Sanofi was not the first company to start working with Aqemia. In December 2021, French pharma Servier entered a collaboration agreement for small molecule drug discovery on an undisclosed target in immuno-oncology.

The generative AI space in drug discovery is growing. Deep learning biotech startup Evozyne, which uses AI to simulate millions of years of evolution in proteins to identify targets, raised $81m in a Series B round in September 2023. Genesis Therapeutics, another AI-led drug development company, raised $200m in Series B financing in August 2023.

Big pharma is also tying up deals to solidify its pipeline with AI tech, with MSD, Genentech, and Eli Lilly partnering with Amazon, NVIDIA, and Genesis respectively.

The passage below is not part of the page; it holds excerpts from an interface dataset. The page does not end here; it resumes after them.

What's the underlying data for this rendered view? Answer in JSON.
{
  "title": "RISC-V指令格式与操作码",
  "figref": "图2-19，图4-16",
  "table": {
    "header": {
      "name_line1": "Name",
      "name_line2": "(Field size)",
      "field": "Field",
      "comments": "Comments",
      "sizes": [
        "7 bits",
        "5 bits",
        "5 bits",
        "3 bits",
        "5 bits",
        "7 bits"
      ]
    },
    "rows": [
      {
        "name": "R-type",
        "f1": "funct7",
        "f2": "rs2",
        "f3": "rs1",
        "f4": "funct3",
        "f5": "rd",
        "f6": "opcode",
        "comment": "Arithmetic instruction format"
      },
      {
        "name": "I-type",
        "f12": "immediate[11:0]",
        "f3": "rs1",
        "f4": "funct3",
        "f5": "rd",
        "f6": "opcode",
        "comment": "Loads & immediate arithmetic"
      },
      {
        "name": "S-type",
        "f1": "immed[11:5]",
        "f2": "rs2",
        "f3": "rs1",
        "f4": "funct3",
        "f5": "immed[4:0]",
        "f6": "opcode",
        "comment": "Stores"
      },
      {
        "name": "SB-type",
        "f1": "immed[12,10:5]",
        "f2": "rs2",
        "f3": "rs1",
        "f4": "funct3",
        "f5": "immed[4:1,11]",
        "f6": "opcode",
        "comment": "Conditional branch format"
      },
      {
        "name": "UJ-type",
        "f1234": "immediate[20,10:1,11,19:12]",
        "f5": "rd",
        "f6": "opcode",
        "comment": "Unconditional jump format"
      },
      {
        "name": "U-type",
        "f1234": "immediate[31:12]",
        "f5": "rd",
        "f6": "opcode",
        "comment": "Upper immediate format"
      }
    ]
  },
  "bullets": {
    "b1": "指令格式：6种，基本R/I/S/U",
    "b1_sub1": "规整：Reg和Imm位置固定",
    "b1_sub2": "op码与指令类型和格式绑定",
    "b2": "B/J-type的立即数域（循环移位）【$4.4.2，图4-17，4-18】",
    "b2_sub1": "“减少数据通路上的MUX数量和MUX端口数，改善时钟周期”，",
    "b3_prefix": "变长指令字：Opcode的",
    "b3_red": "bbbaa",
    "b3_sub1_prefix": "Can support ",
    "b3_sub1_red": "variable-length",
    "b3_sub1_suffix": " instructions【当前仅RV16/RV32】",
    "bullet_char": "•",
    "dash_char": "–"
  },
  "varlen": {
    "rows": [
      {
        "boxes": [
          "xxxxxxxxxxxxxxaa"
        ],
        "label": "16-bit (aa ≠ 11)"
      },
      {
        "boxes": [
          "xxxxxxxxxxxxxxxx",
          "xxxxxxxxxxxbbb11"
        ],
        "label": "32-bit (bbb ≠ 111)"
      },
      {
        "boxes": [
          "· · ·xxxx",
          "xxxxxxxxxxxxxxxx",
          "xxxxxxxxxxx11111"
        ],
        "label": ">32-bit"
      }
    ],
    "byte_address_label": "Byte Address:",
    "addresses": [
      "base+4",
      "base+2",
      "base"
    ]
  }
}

Levesque added: “We embark on this next chapter of our history to accelerate our drug discovery programmes, to build a larger proprietary pipeline beyond our projects already tested in animals, and to shape a global organisation that embraces generative AI and rigorous physics as key instruments to bring excellence in small molecule drug discovery.”